In the records, find every line with the word "this" and copy it out.

━━━━━ EXTRACTED INFORMATION ━━━━━

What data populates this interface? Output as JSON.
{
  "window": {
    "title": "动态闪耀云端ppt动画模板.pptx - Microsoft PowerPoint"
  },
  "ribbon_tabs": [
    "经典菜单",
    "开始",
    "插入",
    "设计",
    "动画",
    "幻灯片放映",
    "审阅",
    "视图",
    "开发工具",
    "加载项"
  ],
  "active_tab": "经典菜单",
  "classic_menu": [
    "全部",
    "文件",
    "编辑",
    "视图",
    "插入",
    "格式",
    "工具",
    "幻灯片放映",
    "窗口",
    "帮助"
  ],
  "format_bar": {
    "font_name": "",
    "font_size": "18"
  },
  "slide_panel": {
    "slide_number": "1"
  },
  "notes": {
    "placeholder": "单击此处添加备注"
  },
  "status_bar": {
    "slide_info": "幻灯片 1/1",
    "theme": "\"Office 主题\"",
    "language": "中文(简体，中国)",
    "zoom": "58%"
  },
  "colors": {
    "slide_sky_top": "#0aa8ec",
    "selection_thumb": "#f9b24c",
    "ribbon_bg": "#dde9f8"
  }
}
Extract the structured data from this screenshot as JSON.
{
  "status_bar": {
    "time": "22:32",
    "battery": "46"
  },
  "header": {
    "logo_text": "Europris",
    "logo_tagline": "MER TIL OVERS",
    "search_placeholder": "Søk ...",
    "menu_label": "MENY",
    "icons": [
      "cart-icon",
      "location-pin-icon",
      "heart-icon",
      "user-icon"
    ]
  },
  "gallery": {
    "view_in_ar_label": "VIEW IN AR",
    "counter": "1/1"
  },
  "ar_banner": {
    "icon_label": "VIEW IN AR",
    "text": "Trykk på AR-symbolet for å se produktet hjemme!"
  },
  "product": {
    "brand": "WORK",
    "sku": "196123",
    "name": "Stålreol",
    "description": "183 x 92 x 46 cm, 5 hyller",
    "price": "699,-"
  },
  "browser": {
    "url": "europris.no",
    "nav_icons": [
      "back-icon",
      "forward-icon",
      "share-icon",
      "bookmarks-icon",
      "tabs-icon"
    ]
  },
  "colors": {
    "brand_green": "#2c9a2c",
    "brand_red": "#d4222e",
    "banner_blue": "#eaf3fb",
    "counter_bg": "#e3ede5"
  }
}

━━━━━

> [RESULT BELOW]:
What data populates this interface? Output as JSON.
Extract the structured data from this screenshot as JSON.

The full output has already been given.